Students will complete a 2,000-word procedural essay for formative assessment, due in week 6 of the autumn term. They will then submit a 4,000-word assessed essay for summative assessment in week 2 of the spring term.

For further details about assessed work, students should refer to the Taught Masters Degrees Statement of Assessment.

Reassessment

Task Length % of module mark
Essay/coursework
Essay 4000 Words
N/A 100

Module feedback

Following their formative assessment task, students will receive written feedback consisting of comments and a mark within 10 working days of submission. All students are encouraged, if they wish, to discuss the feedback on their procedural work during their tutor’s student hours. For more information, see the Statement on Feedback.

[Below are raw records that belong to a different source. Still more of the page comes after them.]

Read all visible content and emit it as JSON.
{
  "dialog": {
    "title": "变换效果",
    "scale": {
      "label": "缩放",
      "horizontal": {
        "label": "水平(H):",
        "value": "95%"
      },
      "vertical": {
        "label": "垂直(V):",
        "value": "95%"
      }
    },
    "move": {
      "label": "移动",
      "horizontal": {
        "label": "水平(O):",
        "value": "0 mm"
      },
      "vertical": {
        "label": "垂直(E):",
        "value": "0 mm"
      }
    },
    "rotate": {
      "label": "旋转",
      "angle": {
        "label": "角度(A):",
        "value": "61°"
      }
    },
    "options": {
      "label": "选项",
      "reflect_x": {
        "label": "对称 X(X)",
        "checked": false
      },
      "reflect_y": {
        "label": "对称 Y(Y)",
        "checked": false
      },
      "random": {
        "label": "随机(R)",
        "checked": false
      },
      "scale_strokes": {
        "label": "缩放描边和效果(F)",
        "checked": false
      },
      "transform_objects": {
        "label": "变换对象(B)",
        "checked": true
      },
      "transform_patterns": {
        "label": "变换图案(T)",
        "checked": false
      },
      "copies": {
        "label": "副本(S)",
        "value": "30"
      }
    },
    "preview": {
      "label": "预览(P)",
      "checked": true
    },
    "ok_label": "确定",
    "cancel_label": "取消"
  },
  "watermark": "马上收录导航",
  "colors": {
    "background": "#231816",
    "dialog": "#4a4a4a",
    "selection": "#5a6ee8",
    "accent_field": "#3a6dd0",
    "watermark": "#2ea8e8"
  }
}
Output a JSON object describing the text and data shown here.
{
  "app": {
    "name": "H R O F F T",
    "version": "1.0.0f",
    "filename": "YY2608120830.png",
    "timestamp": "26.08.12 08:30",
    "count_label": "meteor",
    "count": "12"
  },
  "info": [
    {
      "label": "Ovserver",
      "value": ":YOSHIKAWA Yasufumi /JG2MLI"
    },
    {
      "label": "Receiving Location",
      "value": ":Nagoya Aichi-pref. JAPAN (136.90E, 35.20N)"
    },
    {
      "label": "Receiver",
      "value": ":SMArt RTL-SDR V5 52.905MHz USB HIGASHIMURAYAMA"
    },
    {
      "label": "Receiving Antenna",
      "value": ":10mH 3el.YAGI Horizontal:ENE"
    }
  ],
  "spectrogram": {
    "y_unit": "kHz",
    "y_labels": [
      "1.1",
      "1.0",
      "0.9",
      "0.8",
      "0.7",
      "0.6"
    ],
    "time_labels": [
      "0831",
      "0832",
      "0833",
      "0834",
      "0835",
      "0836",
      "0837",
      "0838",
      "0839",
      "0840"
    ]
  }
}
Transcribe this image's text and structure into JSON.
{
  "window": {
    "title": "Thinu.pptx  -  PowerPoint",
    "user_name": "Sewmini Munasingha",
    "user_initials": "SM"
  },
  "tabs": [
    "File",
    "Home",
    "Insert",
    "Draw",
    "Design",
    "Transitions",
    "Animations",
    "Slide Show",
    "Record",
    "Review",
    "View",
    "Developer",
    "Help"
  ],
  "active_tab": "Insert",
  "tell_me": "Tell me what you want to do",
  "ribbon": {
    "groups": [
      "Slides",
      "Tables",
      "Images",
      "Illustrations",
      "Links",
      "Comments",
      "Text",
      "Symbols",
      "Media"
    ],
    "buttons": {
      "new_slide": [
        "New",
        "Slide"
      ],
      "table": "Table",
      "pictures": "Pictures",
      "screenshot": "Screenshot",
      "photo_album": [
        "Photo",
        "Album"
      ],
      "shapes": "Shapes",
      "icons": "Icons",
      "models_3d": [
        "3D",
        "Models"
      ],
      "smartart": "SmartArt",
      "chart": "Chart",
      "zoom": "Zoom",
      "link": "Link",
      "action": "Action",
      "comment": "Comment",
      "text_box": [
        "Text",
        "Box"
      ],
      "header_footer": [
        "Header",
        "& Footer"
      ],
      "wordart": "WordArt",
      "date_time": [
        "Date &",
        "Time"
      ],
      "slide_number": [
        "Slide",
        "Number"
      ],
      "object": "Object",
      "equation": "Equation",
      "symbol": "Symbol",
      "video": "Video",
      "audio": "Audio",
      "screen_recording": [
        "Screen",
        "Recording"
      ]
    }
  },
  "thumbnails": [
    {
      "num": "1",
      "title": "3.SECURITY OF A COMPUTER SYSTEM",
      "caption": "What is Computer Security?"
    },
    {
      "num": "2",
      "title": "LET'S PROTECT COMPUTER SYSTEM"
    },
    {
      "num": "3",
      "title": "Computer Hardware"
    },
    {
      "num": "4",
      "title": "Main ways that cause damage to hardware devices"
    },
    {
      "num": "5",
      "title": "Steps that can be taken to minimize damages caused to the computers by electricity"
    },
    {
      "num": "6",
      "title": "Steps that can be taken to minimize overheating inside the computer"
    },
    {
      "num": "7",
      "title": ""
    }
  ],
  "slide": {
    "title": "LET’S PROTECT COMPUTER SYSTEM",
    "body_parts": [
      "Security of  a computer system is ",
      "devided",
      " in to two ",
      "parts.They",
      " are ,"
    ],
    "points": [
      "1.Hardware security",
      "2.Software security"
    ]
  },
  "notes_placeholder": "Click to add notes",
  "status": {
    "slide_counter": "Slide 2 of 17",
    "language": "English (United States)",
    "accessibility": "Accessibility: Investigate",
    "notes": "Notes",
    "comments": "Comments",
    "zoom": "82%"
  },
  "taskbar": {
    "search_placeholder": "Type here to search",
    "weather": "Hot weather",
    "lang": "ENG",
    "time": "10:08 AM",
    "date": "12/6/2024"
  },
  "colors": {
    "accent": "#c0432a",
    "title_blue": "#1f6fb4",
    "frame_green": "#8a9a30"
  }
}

For the summative assessment task, students will receive their provisional mark and written feedback within 20 working days of the submission deadline. The tutor will then be available during student hours for follow-up guidance if required. For more information, see the Statement of Assessment.

Indicative reading

For term time reading, please refer to the module VLE site. Before the course starts, we encourage you to look at the following items of preliminary reading:

Rogers, Daniel T., Age of Fracture, Cambridge, Mass.: Harvard University Press, 2012.

Beckett, Andy, When the Lights Went Out: Britain in the 1970s, London: Faber, 2009.

Fourcade-Gourinchas, Marion and Babb, Sarah L. “The Rebirth of the Liberal Creed: Paths to Neoliberalism in Four Countries” American Journal of Sociology, Vol. 108, No. 3 (November 2002): 533-79.



The information on this page is indicative of the module that is currently on offer. The University is constantly exploring ways to enhance and improve its degree programmes and therefore reserves the right to make variations to the content and method of delivery of modules, and to discontinue modules, if such action is reasonably considered to be necessary by the University. Where appropriate, the University will notify and consult with affected students in advance about any changes that are required in line with the University's policy on the Approval of Modifications to Existing Taught Programmes of Study.